Study Guide: No Enemy

Sunday October 30, 2016 | Greg Boyd

Focus Scripture:

Brief Summary:

In this third week of our Without Borders series and a week before the election we are reminded that Jesus' challenge to us in loving our enemies was designed to remind us that God has no human enemies. He has called us to be agents of peace, to find the commonality between us and to build on it. This practice will be exceedingly challenging during this election time. We are quick to blame and quick to judge. Jesus invited people on the polar opposites of the political controversy of his day to be brothers within his community of disciples.

Extended Summary:

In this third week in our Without Borders series, Greg Boyd emphasizes that the foundational call of Kingdom people is to model the self-sacrificial and enemy loving character of Jesus. The fact that Jesus teaches so explicitly on the importance of loving your enemy and that the church has historically watered down this message is of critical importance in this volatile election season in the United States.

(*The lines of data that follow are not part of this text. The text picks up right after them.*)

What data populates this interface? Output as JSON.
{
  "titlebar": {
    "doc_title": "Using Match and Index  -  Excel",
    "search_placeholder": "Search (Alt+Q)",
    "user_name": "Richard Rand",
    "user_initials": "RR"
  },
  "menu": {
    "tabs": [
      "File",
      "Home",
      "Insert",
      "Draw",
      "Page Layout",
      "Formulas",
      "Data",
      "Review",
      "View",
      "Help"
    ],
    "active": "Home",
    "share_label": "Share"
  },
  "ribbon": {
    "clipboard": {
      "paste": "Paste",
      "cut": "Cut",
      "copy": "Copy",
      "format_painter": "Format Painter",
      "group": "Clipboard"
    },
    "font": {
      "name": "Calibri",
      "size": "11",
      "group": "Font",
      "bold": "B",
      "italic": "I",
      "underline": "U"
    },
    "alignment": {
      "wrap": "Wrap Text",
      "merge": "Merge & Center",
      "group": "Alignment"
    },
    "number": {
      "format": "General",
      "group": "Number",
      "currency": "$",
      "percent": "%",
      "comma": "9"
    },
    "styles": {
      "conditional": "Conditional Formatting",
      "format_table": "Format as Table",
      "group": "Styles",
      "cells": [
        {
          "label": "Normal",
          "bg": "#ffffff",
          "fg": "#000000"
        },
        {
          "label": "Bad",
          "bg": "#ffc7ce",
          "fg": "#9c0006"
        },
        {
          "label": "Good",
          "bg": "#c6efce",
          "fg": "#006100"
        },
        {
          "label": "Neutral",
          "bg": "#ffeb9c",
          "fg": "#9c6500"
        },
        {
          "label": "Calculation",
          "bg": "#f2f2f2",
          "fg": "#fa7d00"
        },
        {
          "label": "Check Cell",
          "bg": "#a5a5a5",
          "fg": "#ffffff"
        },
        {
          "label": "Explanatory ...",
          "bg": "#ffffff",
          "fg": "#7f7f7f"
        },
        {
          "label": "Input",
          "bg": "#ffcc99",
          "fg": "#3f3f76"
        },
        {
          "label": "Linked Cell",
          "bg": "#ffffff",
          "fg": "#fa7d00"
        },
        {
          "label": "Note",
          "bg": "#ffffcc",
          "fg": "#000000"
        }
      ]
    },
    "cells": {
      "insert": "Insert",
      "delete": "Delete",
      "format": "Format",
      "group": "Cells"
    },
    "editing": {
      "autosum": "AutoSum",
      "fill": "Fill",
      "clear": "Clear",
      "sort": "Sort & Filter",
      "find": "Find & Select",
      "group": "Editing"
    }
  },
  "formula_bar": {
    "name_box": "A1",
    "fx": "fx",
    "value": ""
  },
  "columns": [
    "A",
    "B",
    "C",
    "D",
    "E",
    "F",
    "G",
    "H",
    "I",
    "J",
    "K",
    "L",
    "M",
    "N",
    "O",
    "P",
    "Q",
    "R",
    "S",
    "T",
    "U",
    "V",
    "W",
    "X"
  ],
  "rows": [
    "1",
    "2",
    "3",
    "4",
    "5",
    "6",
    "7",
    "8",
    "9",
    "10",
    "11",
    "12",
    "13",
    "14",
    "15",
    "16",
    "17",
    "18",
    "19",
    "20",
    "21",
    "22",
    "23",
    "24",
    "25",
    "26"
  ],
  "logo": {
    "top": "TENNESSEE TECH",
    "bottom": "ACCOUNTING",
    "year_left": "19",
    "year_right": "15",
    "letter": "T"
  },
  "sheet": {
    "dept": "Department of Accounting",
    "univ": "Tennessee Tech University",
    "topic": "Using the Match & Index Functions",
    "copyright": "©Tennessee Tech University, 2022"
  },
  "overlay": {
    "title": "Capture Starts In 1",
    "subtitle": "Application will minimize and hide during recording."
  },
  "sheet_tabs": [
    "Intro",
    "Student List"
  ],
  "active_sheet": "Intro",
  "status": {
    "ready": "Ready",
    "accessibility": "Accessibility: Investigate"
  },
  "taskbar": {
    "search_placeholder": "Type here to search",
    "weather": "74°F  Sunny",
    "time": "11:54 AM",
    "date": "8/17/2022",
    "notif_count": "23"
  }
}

Jesus’ teaching on the importance of loving enemies is seen most explicitly in Luke 6: 27-8, 32-33, 35-57 and 41-42. We see in these passages a close connection between loving ones enemies and avoiding living in judgment of others along with five critical components to this type of love. First, there is no exception to the command to “love your enemies” and no caveats made about whom this does NOT include. Second, the context of Jesus’ statement in the midst of Roman oppression would have provided an obvious exception to loving ones enemies if an exception were intended. Third, Jesus bases this command on the character of the Father and it is also seen in the enemy loving character of Jesus’ crucifixion. Fourth, loving enemies is noted as a defining characteristic of being a child of God and is part of a different kind of Kingdom. Fifth, Jesus understands that in the context of our present world this command will seem strange and Jesus becomes the exemplar of his own command on the cross.

Jesus could only refrain from violence and retaliation because he left all judgment to God. This contrasts to our world where judgment permeates everything and is seen in our “Me First” disease. This propensity towards judgment is the original sin of Genesis 3 where we cling to our desire be the determiner of good and evil, but without the knowledge to back up that desire.. Jesus kingdom comes into our judgmental merry-go round and says, “Get your life from me and you can hop off the judgmental merry-go round of mayhem.” We are called to be ambassadors to put on display the beauty of the Kingdom of God. This involves staying above the categorizations of the world and the typical Us vs. Them distinctive. The enemy-loving Kingdom of Jesus is one where there is an Us, but no Them; a Center, but no Borders.

Reflection Questions:

  1. Spend some time to picture a current political candidate or someone you have a hard time loving. Do you see them as an enemy? Does your view of them agree with God that they were worth dying for?
  2. Do you feel like you are living on the judgmental merry-go round? What is one thing you could do this week to allow God to begin freeing you from this cycle?
  3. What is most concerning to you about living out your faith “Without Borders”? What is it that could potentially be lost or threatened?

Action Steps for Growth Groups:

  1. As Greg mentioned in the sermon think of 3 people that you struggle to love. Pray for them daily and share that experience with your group.
  2. Plan to attend the Prayer/Communion service on Nov 8th at 7:30 with others from your group.
  3. Greg explained that the sun shines and rain falls on everyone without exception and without judgment. So how can you this week take tangible action to bless someone who you find difficult to love. This person could be in your family, work, neighborhood…anywhere in your life that you find it difficult to love someone.